NORWOOD PARK — The Kennedy Expressway needs an additional lane in each direction between I-190 and Harlem Avenue to relieve major congestion that has contributed to an accident every 36 hours during the last four years, according to state officials.
A public meeting is scheduled Thursday to unveil the plan endorsed by the Illinois Department of Transportation after a year-long study of the two-mile stretch of the Kennedy Expressway, also known as Interstate 90, which is frequently bumper-to-bumper with traffic before, during and after rush hour.
The plan, which is estimated to cost at least $43 million, could improve safety and benefit residents of the Far Northwest Side by making a "dangerous" stretch of roadway safer, Ald. Mary O'Connor (41st) said.
The plan would improve the flow of traffic by reducing the number of entrances to the Kennedy, which is typically jammed solid eastbound by cars leaving the airport traveling downtown and packed westbound by commuters heading to jobs in the suburbs.
On the eastbound side of the Kennedy, a fourth lane of traffic would be added between Cumberland and Harlem avenues to allow cars to merge into traffic without slowing the flow of traffic, according to the plan.
In addition, a direct ramp from the Jane Addams Tollway would allow cars to merge onto the eastbound Kennedy at Cumberland Avenue.
The Illinois Tollway plans to widen the Jane Addams Tollway by adding a lane in each direction, which will increase the amount of traffic merging onto the Kennedy Expressway near the city limits.

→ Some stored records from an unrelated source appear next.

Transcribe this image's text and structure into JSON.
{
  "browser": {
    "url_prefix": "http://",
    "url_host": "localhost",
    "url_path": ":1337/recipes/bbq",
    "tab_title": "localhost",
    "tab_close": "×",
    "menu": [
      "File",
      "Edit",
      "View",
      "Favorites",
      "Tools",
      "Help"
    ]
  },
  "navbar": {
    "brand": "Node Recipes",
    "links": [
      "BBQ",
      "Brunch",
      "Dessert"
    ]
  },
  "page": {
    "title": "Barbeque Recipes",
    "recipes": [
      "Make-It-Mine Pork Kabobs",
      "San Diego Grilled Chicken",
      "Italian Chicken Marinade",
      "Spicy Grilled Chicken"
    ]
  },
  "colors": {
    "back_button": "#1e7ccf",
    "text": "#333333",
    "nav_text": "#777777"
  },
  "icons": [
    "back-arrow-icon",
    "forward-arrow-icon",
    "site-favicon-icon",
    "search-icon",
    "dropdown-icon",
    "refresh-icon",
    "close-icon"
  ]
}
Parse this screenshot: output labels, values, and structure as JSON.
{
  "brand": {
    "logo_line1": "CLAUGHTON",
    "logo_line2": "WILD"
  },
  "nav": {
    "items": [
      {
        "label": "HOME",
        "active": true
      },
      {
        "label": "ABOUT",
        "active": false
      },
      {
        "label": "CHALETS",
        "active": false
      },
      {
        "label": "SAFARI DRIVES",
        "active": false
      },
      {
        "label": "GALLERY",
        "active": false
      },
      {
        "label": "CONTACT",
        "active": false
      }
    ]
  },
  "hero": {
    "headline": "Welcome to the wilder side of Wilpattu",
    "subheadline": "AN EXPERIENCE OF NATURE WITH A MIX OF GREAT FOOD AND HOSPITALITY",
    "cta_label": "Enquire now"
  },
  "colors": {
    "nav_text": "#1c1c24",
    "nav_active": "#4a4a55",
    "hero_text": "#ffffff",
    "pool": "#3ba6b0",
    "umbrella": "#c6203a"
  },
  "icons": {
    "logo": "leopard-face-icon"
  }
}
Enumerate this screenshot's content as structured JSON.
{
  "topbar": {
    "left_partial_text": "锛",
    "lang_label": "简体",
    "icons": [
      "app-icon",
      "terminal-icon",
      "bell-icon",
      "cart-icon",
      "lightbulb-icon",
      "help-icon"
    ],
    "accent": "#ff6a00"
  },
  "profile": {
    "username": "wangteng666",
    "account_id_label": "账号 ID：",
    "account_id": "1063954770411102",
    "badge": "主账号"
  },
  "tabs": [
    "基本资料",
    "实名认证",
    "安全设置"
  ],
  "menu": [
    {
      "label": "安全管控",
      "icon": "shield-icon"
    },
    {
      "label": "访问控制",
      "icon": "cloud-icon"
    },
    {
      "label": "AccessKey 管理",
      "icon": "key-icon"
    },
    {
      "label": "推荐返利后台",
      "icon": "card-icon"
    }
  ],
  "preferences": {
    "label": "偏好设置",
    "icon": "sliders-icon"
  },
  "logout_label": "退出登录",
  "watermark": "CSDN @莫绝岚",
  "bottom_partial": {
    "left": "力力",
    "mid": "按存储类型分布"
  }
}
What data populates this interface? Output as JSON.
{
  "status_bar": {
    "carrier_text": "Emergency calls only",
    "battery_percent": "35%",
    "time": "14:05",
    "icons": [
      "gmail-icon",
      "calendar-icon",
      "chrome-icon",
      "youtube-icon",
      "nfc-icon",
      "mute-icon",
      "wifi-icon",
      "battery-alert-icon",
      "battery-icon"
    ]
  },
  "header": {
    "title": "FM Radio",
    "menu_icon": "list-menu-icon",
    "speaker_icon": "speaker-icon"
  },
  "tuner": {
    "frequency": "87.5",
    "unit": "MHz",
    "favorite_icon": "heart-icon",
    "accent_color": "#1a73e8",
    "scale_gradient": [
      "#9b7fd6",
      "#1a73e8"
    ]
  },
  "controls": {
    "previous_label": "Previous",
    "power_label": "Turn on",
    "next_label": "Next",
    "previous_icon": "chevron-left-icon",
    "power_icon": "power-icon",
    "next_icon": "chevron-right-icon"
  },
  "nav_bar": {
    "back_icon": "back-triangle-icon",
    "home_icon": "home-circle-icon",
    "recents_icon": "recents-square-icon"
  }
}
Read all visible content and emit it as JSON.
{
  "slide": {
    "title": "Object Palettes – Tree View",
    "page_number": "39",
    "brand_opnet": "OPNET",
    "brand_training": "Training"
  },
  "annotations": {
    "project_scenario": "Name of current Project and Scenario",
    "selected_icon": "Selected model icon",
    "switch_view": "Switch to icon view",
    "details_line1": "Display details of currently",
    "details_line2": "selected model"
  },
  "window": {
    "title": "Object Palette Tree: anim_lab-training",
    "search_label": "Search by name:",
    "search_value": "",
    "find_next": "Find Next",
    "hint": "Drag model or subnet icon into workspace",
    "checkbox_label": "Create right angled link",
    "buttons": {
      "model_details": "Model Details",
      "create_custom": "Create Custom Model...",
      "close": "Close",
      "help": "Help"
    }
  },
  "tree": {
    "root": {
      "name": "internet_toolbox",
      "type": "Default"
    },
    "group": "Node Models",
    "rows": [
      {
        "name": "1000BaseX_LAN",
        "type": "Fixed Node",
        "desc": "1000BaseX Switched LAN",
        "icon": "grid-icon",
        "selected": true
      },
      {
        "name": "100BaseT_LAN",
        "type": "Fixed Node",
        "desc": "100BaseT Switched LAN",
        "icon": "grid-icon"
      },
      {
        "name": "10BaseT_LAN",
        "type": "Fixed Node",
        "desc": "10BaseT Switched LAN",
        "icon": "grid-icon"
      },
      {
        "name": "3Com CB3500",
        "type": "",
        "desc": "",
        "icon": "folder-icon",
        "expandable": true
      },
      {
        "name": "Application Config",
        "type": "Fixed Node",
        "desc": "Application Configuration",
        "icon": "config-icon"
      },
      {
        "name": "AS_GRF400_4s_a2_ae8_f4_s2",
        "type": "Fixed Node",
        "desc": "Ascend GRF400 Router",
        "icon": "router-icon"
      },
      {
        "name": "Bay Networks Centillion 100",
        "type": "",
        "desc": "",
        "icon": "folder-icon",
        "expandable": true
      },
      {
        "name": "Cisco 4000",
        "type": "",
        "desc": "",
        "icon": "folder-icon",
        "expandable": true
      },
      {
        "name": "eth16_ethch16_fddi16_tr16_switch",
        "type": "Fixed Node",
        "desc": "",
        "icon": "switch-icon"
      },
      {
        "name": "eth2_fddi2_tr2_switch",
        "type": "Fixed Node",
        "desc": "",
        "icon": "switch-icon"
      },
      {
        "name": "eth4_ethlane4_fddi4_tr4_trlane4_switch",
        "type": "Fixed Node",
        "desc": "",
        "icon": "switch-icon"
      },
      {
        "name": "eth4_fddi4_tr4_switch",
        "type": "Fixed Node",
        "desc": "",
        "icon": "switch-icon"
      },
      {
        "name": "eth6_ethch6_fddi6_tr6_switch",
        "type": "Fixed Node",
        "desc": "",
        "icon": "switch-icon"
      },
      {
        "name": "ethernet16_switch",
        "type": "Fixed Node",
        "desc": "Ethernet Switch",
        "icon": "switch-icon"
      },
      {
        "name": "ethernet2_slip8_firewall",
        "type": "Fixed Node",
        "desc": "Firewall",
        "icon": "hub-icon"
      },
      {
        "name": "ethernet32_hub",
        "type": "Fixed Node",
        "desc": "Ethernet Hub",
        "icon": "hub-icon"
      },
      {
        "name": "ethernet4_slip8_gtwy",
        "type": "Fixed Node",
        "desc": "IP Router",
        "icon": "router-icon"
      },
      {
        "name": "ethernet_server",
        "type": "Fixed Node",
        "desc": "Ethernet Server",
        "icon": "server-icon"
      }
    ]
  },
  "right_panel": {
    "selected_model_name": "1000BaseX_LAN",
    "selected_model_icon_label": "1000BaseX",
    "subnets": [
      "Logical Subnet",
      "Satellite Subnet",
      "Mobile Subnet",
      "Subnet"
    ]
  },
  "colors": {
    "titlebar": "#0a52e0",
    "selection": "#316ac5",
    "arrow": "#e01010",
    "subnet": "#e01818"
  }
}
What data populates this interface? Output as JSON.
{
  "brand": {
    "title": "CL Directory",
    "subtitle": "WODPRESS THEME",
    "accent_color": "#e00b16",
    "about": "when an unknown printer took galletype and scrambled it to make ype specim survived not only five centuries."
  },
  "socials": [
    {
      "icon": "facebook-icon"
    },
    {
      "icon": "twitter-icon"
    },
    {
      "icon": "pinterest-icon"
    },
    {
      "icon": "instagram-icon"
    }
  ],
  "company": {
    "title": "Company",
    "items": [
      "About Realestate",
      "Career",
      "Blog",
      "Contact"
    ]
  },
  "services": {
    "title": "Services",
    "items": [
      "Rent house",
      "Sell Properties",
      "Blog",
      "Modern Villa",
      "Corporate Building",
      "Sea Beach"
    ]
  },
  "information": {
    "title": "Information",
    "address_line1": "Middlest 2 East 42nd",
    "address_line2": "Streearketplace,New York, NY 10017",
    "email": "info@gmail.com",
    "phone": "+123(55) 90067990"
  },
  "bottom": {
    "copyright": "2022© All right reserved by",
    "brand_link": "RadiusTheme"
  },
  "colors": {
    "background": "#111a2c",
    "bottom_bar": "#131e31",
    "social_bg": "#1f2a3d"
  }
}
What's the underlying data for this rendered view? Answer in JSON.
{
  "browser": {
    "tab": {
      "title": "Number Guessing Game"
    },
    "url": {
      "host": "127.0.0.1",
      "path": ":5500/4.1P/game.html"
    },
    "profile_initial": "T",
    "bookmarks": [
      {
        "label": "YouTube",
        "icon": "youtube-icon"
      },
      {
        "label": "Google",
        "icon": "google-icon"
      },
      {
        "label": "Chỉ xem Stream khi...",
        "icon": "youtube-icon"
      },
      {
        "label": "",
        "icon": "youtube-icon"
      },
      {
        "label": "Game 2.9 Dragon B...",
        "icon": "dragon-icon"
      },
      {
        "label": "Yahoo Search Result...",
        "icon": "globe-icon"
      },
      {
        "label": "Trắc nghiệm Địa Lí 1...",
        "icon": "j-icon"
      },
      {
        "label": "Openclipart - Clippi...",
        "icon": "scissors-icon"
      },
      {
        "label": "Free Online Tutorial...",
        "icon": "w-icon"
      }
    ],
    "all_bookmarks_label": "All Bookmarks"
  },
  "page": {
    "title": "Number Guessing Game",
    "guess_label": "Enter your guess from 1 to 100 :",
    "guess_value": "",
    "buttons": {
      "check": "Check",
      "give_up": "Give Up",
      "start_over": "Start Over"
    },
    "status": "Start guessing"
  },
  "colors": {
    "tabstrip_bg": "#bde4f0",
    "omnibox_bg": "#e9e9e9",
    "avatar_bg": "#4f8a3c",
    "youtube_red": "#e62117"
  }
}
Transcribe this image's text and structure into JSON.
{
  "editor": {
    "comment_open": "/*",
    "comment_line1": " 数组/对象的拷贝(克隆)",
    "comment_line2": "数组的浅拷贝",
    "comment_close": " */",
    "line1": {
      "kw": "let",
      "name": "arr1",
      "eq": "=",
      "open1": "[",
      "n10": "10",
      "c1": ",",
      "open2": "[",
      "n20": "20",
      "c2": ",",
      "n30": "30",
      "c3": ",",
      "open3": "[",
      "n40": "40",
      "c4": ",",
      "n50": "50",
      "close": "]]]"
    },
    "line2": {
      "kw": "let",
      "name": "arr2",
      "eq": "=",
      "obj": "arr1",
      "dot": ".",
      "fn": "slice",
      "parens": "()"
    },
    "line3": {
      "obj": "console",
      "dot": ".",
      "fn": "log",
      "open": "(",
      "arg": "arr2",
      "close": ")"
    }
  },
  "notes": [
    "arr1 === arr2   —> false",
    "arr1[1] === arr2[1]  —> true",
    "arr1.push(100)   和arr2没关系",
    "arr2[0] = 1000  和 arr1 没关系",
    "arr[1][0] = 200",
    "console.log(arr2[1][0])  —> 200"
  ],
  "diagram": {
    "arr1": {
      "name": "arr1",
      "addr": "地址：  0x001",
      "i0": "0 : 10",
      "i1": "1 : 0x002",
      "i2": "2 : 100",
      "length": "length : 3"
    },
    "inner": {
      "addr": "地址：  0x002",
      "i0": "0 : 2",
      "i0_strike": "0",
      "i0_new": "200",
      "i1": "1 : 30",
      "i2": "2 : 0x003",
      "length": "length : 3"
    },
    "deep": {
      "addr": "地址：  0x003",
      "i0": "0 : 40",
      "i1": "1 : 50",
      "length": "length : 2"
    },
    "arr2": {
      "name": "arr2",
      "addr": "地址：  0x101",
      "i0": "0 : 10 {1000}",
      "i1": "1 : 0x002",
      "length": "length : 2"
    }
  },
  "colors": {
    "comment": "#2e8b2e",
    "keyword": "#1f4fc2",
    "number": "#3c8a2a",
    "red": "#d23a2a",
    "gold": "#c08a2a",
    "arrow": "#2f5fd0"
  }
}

On the westbound Kennedy, a fourth lane of traffic would be added between Cumberland and Harlem avenues as well as a two-lane ramp to the Cumberland interchange from southbound Interstate 294, also known as the Tri-State Tollway, and Interstate 190, a three-mile expressway that links the Kennedy and O'Hare Airport.
A new road would be built along the westbound Kennedy between Cumberland and I-190 to allow the entrances and exits at Cumberland to be moved away from the main flow of traffic.
Between 2007 and 2011, there were 1,083 crashes on the Kennedy from I-190 and Harlem Avenue that caused 150 injures and four deaths, state officials said. A crash typically occurred every 36 hours, most near the Cumberland and Harlem interchanges, officials said.
The final design of the project is expected to be completed this spring, with the approval by various state and federal agencies taking another 12 to 18 months, said Jae Miller, a spokeswoman for the Illinois Department of Transportation.
In addition, state officials have not yet secured funding for the project, which is likely to come from a variety of state and federal sources, Miller said.
Construction could take as long as two years, Miller said. Work would cause the temporary closure of the Des Plaines River Trail bridge on the west side of East River Road over Interstate 90, officials said.
If the freeway is widened, it would come closer to nearby homes and businesses, which are in some cases just across a two-lane road from the current path of the expressway.
Included in the project would be noise-barrier walls at six locations along the expressway, three on the south side between Cumberland and Canfield avenues; Canfield and Oriole avenues; and Oriole Avenue and the Harlem Avenue off ramp.
On the north side of the expressway, noise-barrier walls are proposed between the Harlem Avenue entrance ramp and Oriole Avenue; Oriole and Canfield avenues and along the expressway, across Linden Avenue to the rear parking lot of the Springhill Suites Hotel, 8101 W. Higgins Road.
O'Connor said she would work with state officials to ensure that the walls blend in with the community as much as possible with ivy or other camouflage.
The additional lanes and ramps will minimize the number of times cars, trucks and motorcycles need to change lanes, preventing accidents, officials said.
Nearly 62 percent of the crashes on the Kennedy between I-190 and Harlem were rear-end collisions and another 23 percent were sideswipe crashes. That indicates heavy congestion, officials said.
A majority of the two-mile stretch earns a failing grade from state officials for the level of congestion.
State transportation officials will hold a public meeting and open house from 4 to 7 p.m. Thursday at the Holiday Inn Chicago O'Hare, 5615 N. Cumberland Ave., to discuss the project.
Comments about the project can be submitted until Feb. 27 online or by mail to Marie Glynn, P.E., IDOT District 1, 201 W. Center Court, Schaumburg, IL 60196.